|The tabulator on these machines employed a circular housing around the mainspring, which had, on its entire circumferential surface, notches which were numbered and which matched space for space with actual carriage travel. Stops for the decimal tabulator placed in the notches thus corresponded to carriage position; the design was said to have been quite advanced for its day. The example here is a Stearns Visible No. 2, s/n 1482. According to Beeching, production of all Stearns machines lasted about ten years.|
|Rear view of Stearns No. 2 showing tab stop drum, and detail from US patent #844756, granted to August Schneeloch. Filed May 1902, granted February 1907.|
|VISIGRAPH (Thomas Fuertig collection) s/n 11170
This machine was designed by Charles Spiro, who had previously been responsible for the Columbia and the Bar-Lock. This rather conventional four-bank frontstrike was manufactured beginning in 1910 first by the Columbia Manufacturing Co. (see Bar-Lock), and then by the Visigraph Typewriter Co. of New York (this machine bears exactly that label on its rear.) Michael Adler's book 'Antique Typewriters -- from Creed to QWERTY' indicates that this company later became the C. Spiro Manufacturing Company. In all likelihood this was Columbia's attempt to convert to conventional design before failing in 1914 and selling the Bar-Lock to English concerns; Spiro soldiered on with this design with new investors.
|Above, one of the patent illustrations covering the Visigraph; on the left, a side view of the Visigraph. Note the heavy, double-bent right-hand carriage return lever, just as in the drawing. (Patent filed 1910, granted 1911.)|
|Printed sources indicate that, by 1919, production of this machine had changed hands again, and that it was produced very briefly as the Federal. On the right, a very interesting patent drawing. This is a patent filed by Charles Spiro in March 1920, and which was granted in September 1921. The patent lists Spiro as assignor to the Federal Adding Machine Company of New York (a corporation of New Jersey,) which seems to indicate that if there were a Federal Typewriter Company as some sources indicate, that it was a subsidiary of the company named in the patent. This machine is very different from the Visigraph in many respects. It is not known if any was ever built exactly to THIS design, or something in between.|
|Above, two machines from the collection of Tilman Elster. On the left, Stearns Visible No. 2 with serial number 1888, and on the right, another one with serial number 4066. Below, Lynda Beckler's machine, also a No. 2.|
|VISIGRAPH / FEDERAL|
|PETER WEIL provides this early illustration of the Federal Visible, which was probably produced for advertising by the original makers but can be found reproduced later on in The American Digest of Business Machines, ed. James H. McCarthy, American Exchange Service, 1924.

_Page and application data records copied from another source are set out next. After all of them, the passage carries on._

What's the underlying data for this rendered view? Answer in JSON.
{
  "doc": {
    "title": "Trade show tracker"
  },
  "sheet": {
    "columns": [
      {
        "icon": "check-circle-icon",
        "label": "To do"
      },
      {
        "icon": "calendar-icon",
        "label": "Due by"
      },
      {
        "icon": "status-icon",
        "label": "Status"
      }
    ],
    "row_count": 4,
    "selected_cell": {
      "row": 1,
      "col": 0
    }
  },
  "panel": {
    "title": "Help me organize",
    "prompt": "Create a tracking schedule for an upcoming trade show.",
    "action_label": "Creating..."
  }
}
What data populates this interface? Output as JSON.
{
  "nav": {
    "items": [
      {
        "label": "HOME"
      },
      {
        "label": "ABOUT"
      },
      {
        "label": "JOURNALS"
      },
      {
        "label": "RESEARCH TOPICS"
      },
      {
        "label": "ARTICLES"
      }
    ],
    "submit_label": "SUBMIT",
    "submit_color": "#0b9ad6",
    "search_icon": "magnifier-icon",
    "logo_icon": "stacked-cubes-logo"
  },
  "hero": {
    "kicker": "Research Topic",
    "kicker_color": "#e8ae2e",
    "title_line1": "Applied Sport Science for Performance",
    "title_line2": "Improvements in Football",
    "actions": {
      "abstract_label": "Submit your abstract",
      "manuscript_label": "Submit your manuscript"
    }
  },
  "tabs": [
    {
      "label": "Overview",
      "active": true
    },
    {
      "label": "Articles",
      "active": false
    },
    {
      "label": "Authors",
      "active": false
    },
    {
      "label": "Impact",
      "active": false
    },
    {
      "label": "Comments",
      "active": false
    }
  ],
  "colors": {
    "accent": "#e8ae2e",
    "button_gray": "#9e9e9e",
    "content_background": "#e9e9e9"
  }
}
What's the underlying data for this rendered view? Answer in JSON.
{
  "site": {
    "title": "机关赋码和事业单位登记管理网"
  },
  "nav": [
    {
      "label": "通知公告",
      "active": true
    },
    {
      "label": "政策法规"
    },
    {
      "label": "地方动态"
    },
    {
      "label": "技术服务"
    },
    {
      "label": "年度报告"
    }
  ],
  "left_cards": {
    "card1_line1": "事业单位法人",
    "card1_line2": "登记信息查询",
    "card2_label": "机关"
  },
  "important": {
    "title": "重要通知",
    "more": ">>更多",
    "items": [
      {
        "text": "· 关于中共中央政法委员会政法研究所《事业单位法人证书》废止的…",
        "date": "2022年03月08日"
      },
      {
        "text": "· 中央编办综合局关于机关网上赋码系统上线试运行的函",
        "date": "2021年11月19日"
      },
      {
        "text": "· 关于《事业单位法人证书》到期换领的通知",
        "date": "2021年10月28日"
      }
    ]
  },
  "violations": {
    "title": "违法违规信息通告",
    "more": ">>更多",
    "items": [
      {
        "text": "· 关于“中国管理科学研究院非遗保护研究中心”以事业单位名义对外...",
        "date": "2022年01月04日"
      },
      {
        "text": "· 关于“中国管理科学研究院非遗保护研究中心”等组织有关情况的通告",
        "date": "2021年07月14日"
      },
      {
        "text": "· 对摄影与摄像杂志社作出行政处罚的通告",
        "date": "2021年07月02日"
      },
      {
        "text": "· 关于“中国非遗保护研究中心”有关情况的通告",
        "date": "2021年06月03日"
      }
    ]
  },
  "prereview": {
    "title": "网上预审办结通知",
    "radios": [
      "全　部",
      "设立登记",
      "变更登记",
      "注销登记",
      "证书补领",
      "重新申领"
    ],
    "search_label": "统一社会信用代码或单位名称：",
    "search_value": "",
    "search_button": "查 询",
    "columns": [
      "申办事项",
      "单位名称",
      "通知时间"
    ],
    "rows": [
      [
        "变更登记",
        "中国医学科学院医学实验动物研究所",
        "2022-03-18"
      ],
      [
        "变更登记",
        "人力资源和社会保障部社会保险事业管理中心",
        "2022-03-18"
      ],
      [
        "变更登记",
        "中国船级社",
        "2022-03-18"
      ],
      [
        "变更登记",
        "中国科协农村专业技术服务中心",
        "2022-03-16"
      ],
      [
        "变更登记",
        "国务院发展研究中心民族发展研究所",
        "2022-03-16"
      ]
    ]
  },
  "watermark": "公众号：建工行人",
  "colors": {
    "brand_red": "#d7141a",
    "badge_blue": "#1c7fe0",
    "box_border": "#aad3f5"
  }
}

What is of interest concerning this illustration, another found at the site of the Powerhouse Museum, Sydney, Australia and the patent drawing seen immediately above is that all three clearly show a slotted type-bar segment and NOT individually-hung type bars as in the Visigraph. One naturallly wonders if anything else changed (note the totally different key lever - type bar mechanism in the two drawings), and one naturally wonders as well whether all VISIGRAPH machines had individually-mounted type bars and if all FEDERAL machines had slotted segments. Unfortunately, both machines are so rare today we might never know -- but the assumption seems solid based on what we have been able to find.